* Task instructions
What must be handed in is the entire listing, exactly as written, with no pictures.

++++ Extracted material

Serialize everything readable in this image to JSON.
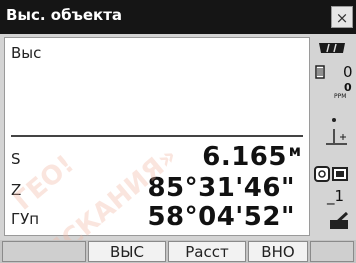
{
  "window": {
    "title": "Выс. объекта",
    "close_label": "×"
  },
  "main": {
    "top_label": "Выс",
    "rows": [
      {
        "label": "S",
        "value": "6.165",
        "unit": "м"
      },
      {
        "label": "Z",
        "value": "85°31'46\""
      },
      {
        "label": "ГУп",
        "value": "58°04'52\""
      }
    ]
  },
  "status": {
    "battery_icon": "battery-icon",
    "prism_constant": "0",
    "ppm_value": "0",
    "ppm_unit": "PPM",
    "tilt_icon": "tilt-icon",
    "mode_icon": "target-mode-icon",
    "input_mode": "_1",
    "menu_icon": "pen-icon"
  },
  "watermark": {
    "line1": "ГЕО!",
    "line2": "ИСКАНИЯ»"
  },
  "softkeys": [
    {
      "label": ""
    },
    {
      "label": "ВЫС"
    },
    {
      "label": "Расст"
    },
    {
      "label": "ВНО"
    },
    {
      "label": ""
    }
  ]
}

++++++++

* Answer below
Serialize everything readable in this image to JSON.
{
  "window": {
    "title": "Выс. объекта",
    "close_label": "×"
  },
  "main": {
    "top_label": "Выс",
    "rows": [
      {
        "label": "S",
        "value": "6.165",
        "unit": "м"
      },
      {
        "label": "Z",
        "value": "85°31'46\""
      },
      {
        "label": "ГУп",
        "value": "58°04'52\""
      }
    ]
  },
  "status": {
    "battery_icon": "battery-icon",
    "prism_constant": "0",
    "ppm_value": "0",
    "ppm_unit": "PPM",
    "tilt_icon": "tilt-icon",
    "mode_icon": "target-mode-icon",
    "input_mode": "_1",
    "menu_icon": "pen-icon"
  },
  "watermark": {
    "line1": "ГЕО!",
    "line2": "ИСКАНИЯ»"
  },
  "softkeys": [
    {
      "label": ""
    },
    {
      "label": "ВЫС"
    },
    {
      "label": "Расст"
    },
    {
      "label": "ВНО"
    },
    {
      "label": ""
    }
  ]
}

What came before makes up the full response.